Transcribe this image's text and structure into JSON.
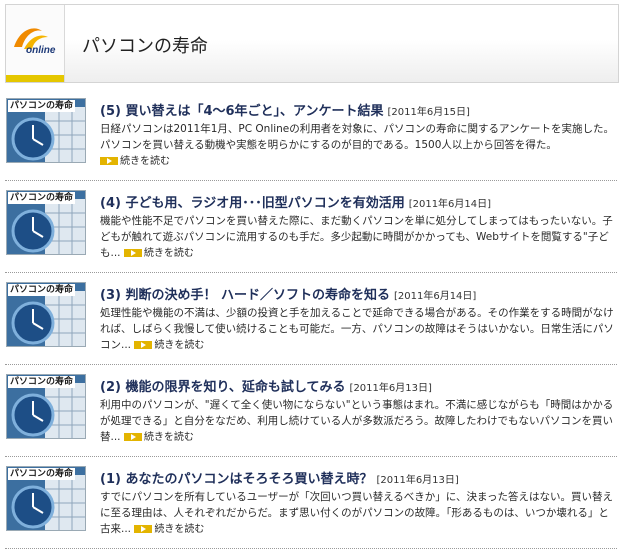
{
  "header": {
    "logo_text": "online",
    "title": "パソコンの寿命"
  },
  "colors": {
    "accent": "#e5c700",
    "title": "#1f2f5a",
    "thumb_bg": "#3c6fa0"
  },
  "articles": [
    {
      "thumb_label": "パソコンの寿命",
      "title": "(5) 買い替えは「4～6年ごと」、アンケート結果",
      "date": "[2011年6月15日]",
      "body": "日経パソコンは2011年1月、PC Onlineの利用者を対象に、パソコンの寿命に関するアンケートを実施した。パソコンを買い替える動機や実態を明らかにするのが目的である。1500人以上から回答を得た。",
      "more": "続きを読む"
    },
    {
      "thumb_label": "パソコンの寿命",
      "title": "(4) 子ども用、ラジオ用･･･旧型パソコンを有効活用",
      "date": "[2011年6月14日]",
      "body": "機能や性能不足でパソコンを買い替えた際に、まだ動くパソコンを単に処分してしまってはもったいない。子どもが触れて遊ぶパソコンに流用するのも手だ。多少起動に時間がかかっても、Webサイトを閲覧する\"子ども...",
      "more": "続きを読む"
    },
    {
      "thumb_label": "パソコンの寿命",
      "title": "(3) 判断の決め手！ ハード／ソフトの寿命を知る",
      "date": "[2011年6月14日]",
      "body": "処理性能や機能の不満は、少額の投資と手を加えることで延命できる場合がある。その作業をする時間がなければ、しばらく我慢して使い続けることも可能だ。一方、パソコンの故障はそうはいかない。日常生活にパソコン...",
      "more": "続きを読む"
    },
    {
      "thumb_label": "パソコンの寿命",
      "title": "(2) 機能の限界を知り、延命も試してみる",
      "date": "[2011年6月13日]",
      "body": "利用中のパソコンが、\"遅くて全く使い物にならない\"という事態はまれ。不満に感じながらも「時間はかかるが処理できる」と自分をなだめ、利用し続けている人が多数派だろう。故障したわけでもないパソコンを買い替...",
      "more": "続きを読む"
    },
    {
      "thumb_label": "パソコンの寿命",
      "title": "(1) あなたのパソコンはそろそろ買い替え時？",
      "date": "[2011年6月13日]",
      "body": "すでにパソコンを所有しているユーザーが「次回いつ買い替えるべきか」に、決まった答えはない。買い替えに至る理由は、人それぞれだからだ。まず思い付くのがパソコンの故障。「形あるものは、いつか壊れる」と古来...",
      "more": "続きを読む"
    }
  ]
}
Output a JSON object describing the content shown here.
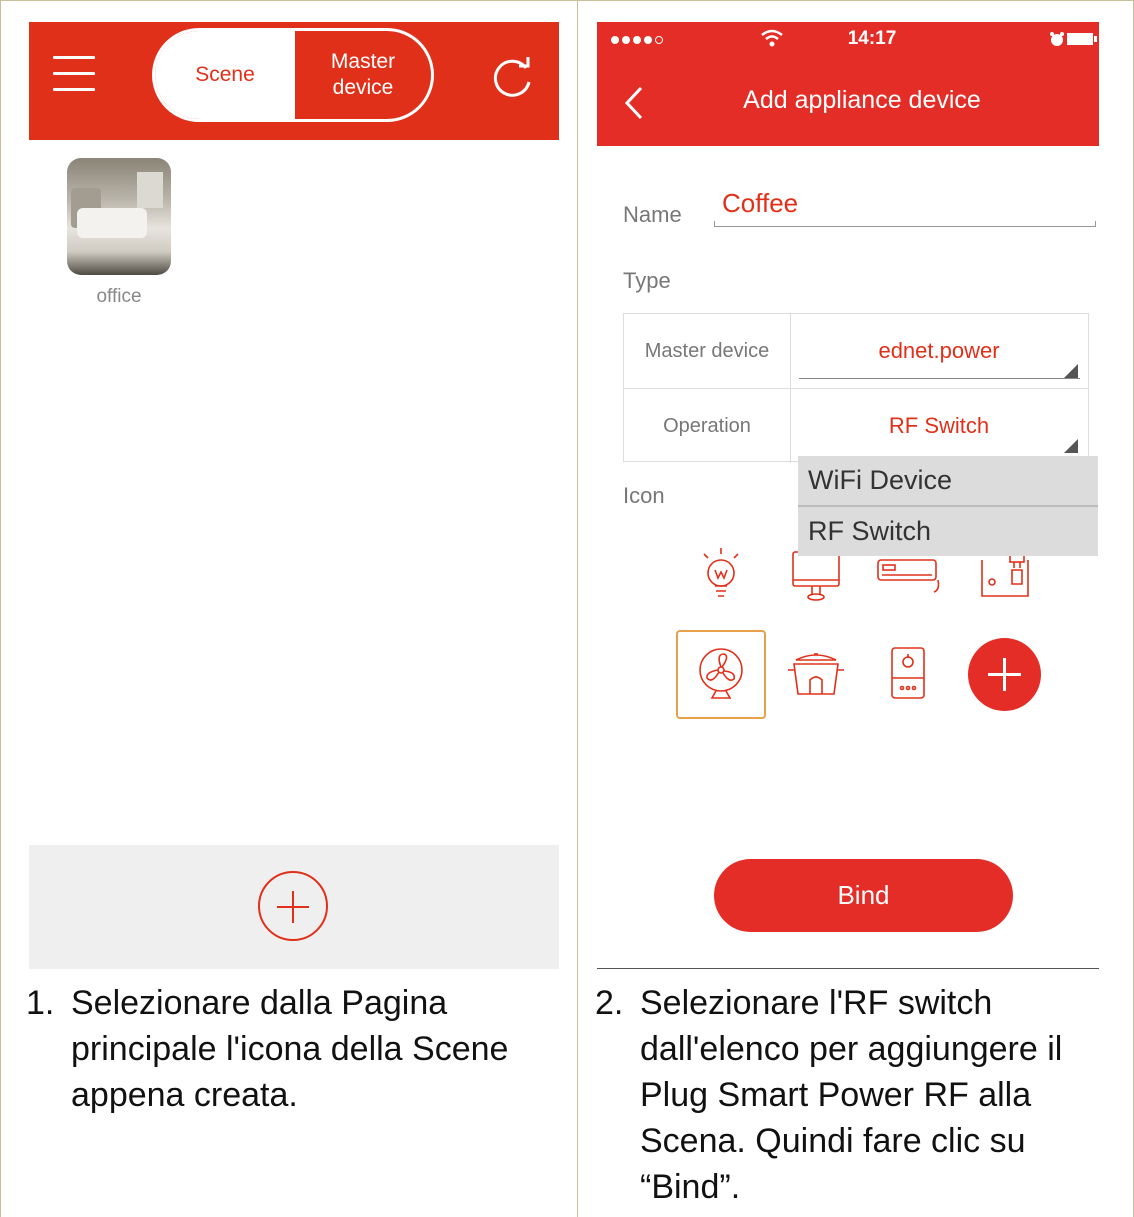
{
  "left_panel": {
    "segment": {
      "scene_label": "Scene",
      "master_label": "Master\ndevice"
    },
    "scene_item": {
      "label": "office"
    }
  },
  "right_panel": {
    "status_bar": {
      "time": "14:17"
    },
    "title": "Add appliance device",
    "form": {
      "name_label": "Name",
      "name_value": "Coffee",
      "type_label": "Type",
      "master_device_key": "Master device",
      "master_device_value": "ednet.power",
      "operation_key": "Operation",
      "operation_value": "RF Switch",
      "icon_label": "Icon"
    },
    "dropdown_options": [
      "WiFi Device",
      "RF Switch"
    ],
    "icons": [
      "bulb-icon",
      "monitor-icon",
      "air-conditioner-icon",
      "coffee-machine-icon",
      "fan-icon",
      "rice-cooker-icon",
      "water-heater-icon"
    ],
    "selected_icon": "fan-icon",
    "bind_label": "Bind"
  },
  "captions": {
    "step1_num": "1.",
    "step1_text": "Selezionare dalla Pagina\nprincipale l'icona della Scene\nappena creata.",
    "step2_num": "2.",
    "step2_text": "Selezionare l'RF switch\ndall'elenco per aggiungere il\nPlug Smart Power RF alla\nScena. Quindi fare clic su\n“Bind”."
  },
  "colors": {
    "accent_red": "#e1301a",
    "selected_border": "#e8a04a"
  }
}
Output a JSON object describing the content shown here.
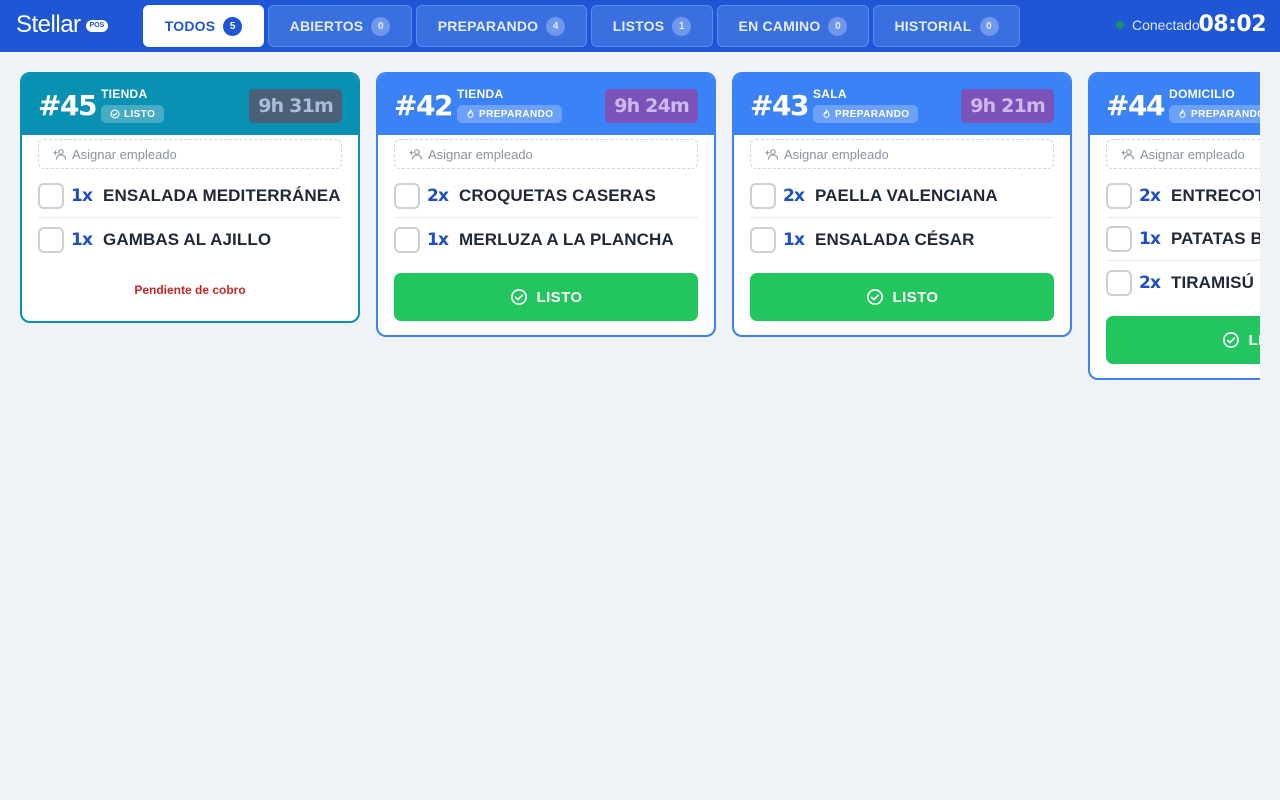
{
  "brand": {
    "name": "Stellar",
    "badge": "POS"
  },
  "tabs": [
    {
      "label": "TODOS",
      "count": "5"
    },
    {
      "label": "ABIERTOS",
      "count": "0"
    },
    {
      "label": "PREPARANDO",
      "count": "4"
    },
    {
      "label": "LISTOS",
      "count": "1"
    },
    {
      "label": "EN CAMINO",
      "count": "0"
    },
    {
      "label": "HISTORIAL",
      "count": "0"
    }
  ],
  "connection": {
    "label": "Conectado",
    "color": "#1a8f6b"
  },
  "clock": "08:02",
  "colors": {
    "header_bar": "#1e56d6",
    "preparing": "#3b82f6",
    "ready": "#0891b2",
    "done_button": "#22c55e",
    "pending_text": "#c62828"
  },
  "orders": [
    {
      "number": "#45",
      "origin": "TIENDA",
      "state": "LISTO",
      "state_icon": "check-circle-icon",
      "timer": "9h 31m",
      "assign_placeholder": "Asignar empleado",
      "items": [
        {
          "qty": "1x",
          "name": "ENSALADA MEDITERRÁNEA"
        },
        {
          "qty": "1x",
          "name": "GAMBAS AL AJILLO"
        }
      ],
      "footer_note": "Pendiente de cobro"
    },
    {
      "number": "#42",
      "origin": "TIENDA",
      "state": "PREPARANDO",
      "state_icon": "flame-icon",
      "timer": "9h 24m",
      "assign_placeholder": "Asignar empleado",
      "items": [
        {
          "qty": "2x",
          "name": "CROQUETAS CASERAS"
        },
        {
          "qty": "1x",
          "name": "MERLUZA A LA PLANCHA"
        }
      ],
      "action_label": "LISTO"
    },
    {
      "number": "#43",
      "origin": "SALA",
      "state": "PREPARANDO",
      "state_icon": "flame-icon",
      "timer": "9h 21m",
      "assign_placeholder": "Asignar empleado",
      "items": [
        {
          "qty": "2x",
          "name": "PAELLA VALENCIANA"
        },
        {
          "qty": "1x",
          "name": "ENSALADA CÉSAR"
        }
      ],
      "action_label": "LISTO"
    },
    {
      "number": "#44",
      "origin": "DOMICILIO",
      "state": "PREPARANDO",
      "state_icon": "flame-icon",
      "timer": "",
      "assign_placeholder": "Asignar empleado",
      "items": [
        {
          "qty": "2x",
          "name": "ENTRECOT"
        },
        {
          "qty": "1x",
          "name": "PATATAS B"
        },
        {
          "qty": "2x",
          "name": "TIRAMISÚ"
        }
      ],
      "action_label": "LISTO"
    }
  ]
}
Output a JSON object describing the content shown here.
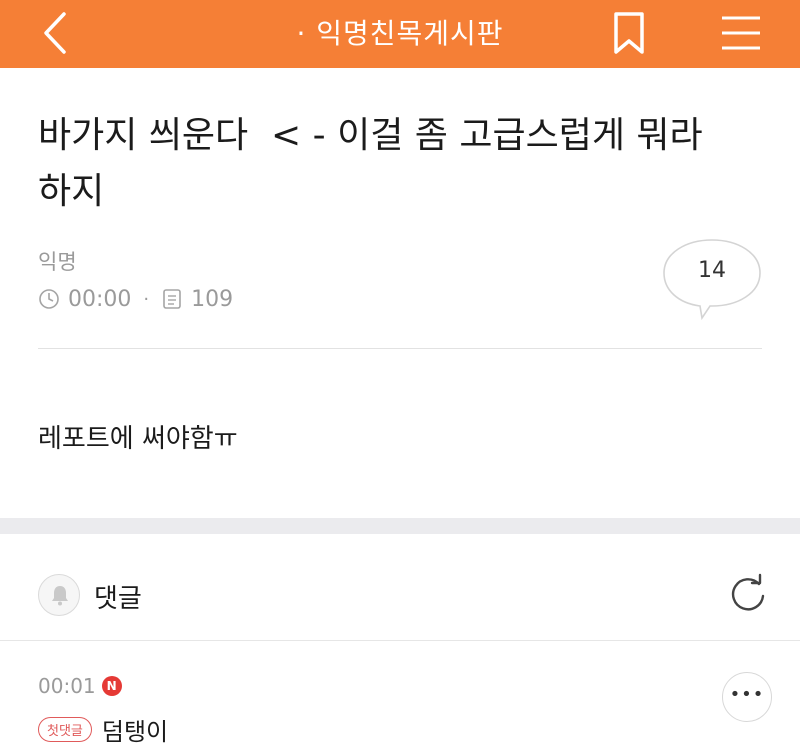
{
  "topbar": {
    "title": "· 익명친목게시판",
    "back_icon": "chevron-left-icon",
    "bookmark_icon": "bookmark-icon",
    "menu_icon": "hamburger-menu-icon",
    "background_color": "#f57f36"
  },
  "post": {
    "title": "바가지 씌운다  < - 이걸 좀 고급스럽게 뭐라\n하지",
    "author": "익명",
    "time": "00:00",
    "views": "109",
    "comment_count": "14",
    "body": "레포트에 써야함ㅠ"
  },
  "comments": {
    "header_label": "댓글",
    "items": [
      {
        "time": "00:01",
        "new_badge": "N",
        "first_badge": "첫댓글",
        "text": "덤탱이"
      }
    ]
  }
}
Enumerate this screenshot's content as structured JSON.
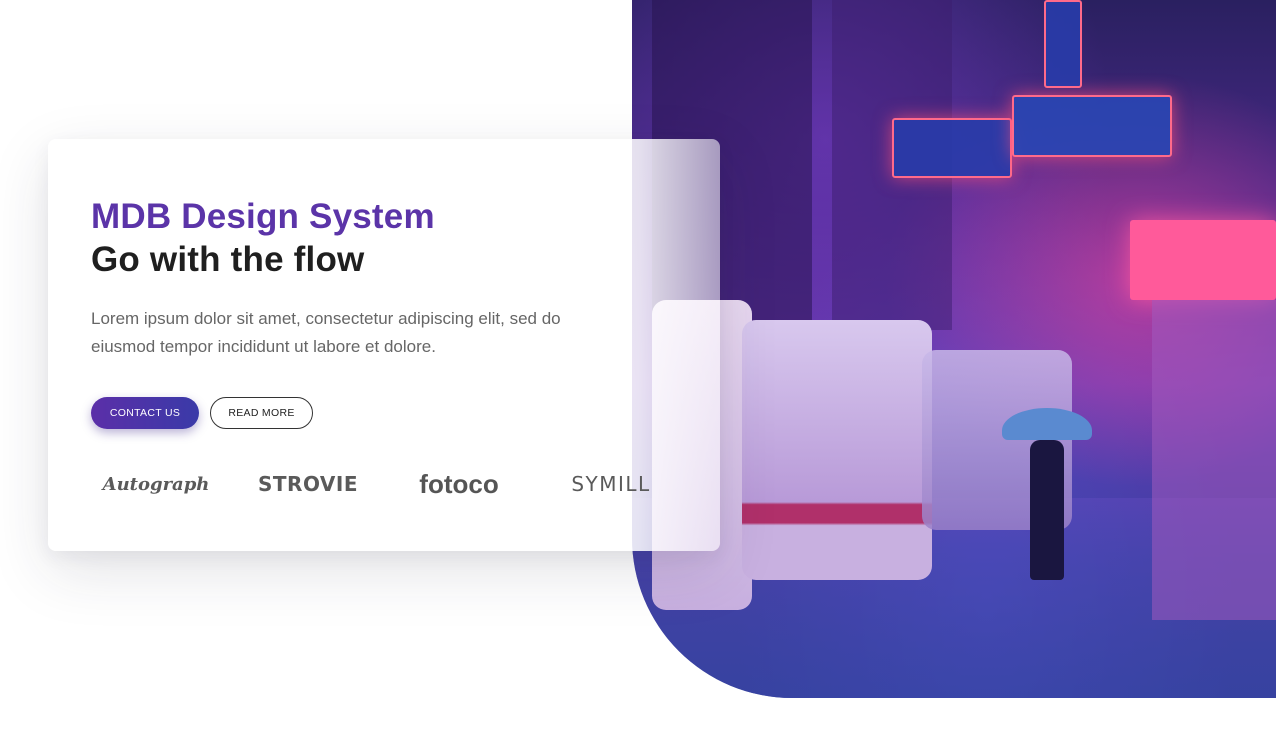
{
  "hero": {
    "title_line1": "MDB Design System",
    "title_line2": "Go with the flow",
    "lead": "Lorem ipsum dolor sit amet, consectetur adipiscing elit, sed do eiusmod tempor incididunt ut labore et dolore.",
    "buttons": {
      "contact_label": "CONTACT US",
      "read_more_label": "READ MORE"
    },
    "logos": [
      "Autograph",
      "STROVIE",
      "fotoco",
      "SYMILL"
    ]
  },
  "colors": {
    "title_accent": "#5b34a8",
    "primary_button_start": "#5b2fa8",
    "primary_button_end": "#3a3aa8"
  },
  "image": {
    "subject": "neon-lit rainy city street with minibuses"
  }
}
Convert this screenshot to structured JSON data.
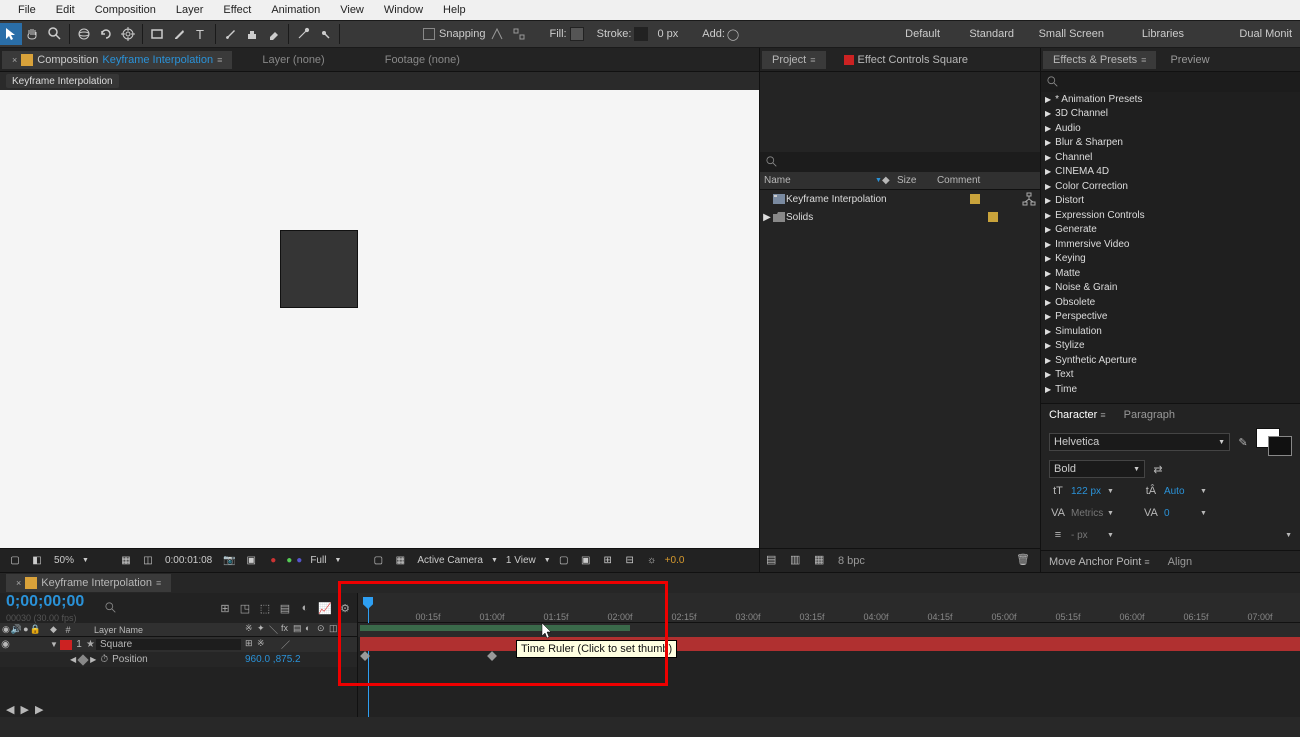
{
  "menu": [
    "File",
    "Edit",
    "Composition",
    "Layer",
    "Effect",
    "Animation",
    "View",
    "Window",
    "Help"
  ],
  "toolbar": {
    "snapping": "Snapping",
    "fill": "Fill:",
    "stroke": "Stroke:",
    "px": "0 px",
    "add": "Add:"
  },
  "workspaces": [
    "Default",
    "Standard",
    "Small Screen",
    "Libraries",
    "Dual Monit"
  ],
  "comp": {
    "tab_prefix": "Composition",
    "name": "Keyframe Interpolation",
    "layer_none": "Layer (none)",
    "footage_none": "Footage (none)",
    "breadcrumb": "Keyframe Interpolation"
  },
  "viewer": {
    "magnification": "50%",
    "timecode": "0:00:01:08",
    "resolution": "Full",
    "camera": "Active Camera",
    "views": "1 View",
    "exposure": "+0.0"
  },
  "project": {
    "tab": "Project",
    "effect_controls": "Effect Controls",
    "ec_layer": "Square",
    "search_ph": "",
    "cols": {
      "name": "Name",
      "size": "Size",
      "comment": "Comment"
    },
    "items": [
      {
        "type": "comp",
        "name": "Keyframe Interpolation"
      },
      {
        "type": "folder",
        "name": "Solids"
      }
    ],
    "bpc": "8 bpc"
  },
  "effects": {
    "tab": "Effects & Presets",
    "preview": "Preview",
    "list": [
      "* Animation Presets",
      "3D Channel",
      "Audio",
      "Blur & Sharpen",
      "Channel",
      "CINEMA 4D",
      "Color Correction",
      "Distort",
      "Expression Controls",
      "Generate",
      "Immersive Video",
      "Keying",
      "Matte",
      "Noise & Grain",
      "Obsolete",
      "Perspective",
      "Simulation",
      "Stylize",
      "Synthetic Aperture",
      "Text",
      "Time"
    ]
  },
  "character": {
    "tab": "Character",
    "paragraph": "Paragraph",
    "font": "Helvetica",
    "style": "Bold",
    "size": "122 px",
    "leading": "Auto",
    "tracking": "Metrics",
    "baseline": "0",
    "unit": "- px"
  },
  "align": {
    "map": "Move Anchor Point",
    "align": "Align"
  },
  "timeline": {
    "tab": "Keyframe Interpolation",
    "timecode": "0;00;00;00",
    "sub": "00030 (30.00 fps)",
    "layer_name_hdr": "Layer Name",
    "layer": {
      "idx": "1",
      "name": "Square",
      "prop": "Position",
      "val": "960.0 ,875.2"
    },
    "ticks": [
      "00:15f",
      "01:00f",
      "01:15f",
      "02:00f",
      "02:15f",
      "03:00f",
      "03:15f",
      "04:00f",
      "04:15f",
      "05:00f",
      "05:15f",
      "06:00f",
      "06:15f",
      "07:00f"
    ],
    "tooltip": "Time Ruler (Click to set thumb)"
  }
}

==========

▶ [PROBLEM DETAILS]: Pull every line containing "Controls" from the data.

▶ [OUTPUT FOR THIS EXERCISE]:
    "effect_controls": "Effect Controls",
      "Expression Controls",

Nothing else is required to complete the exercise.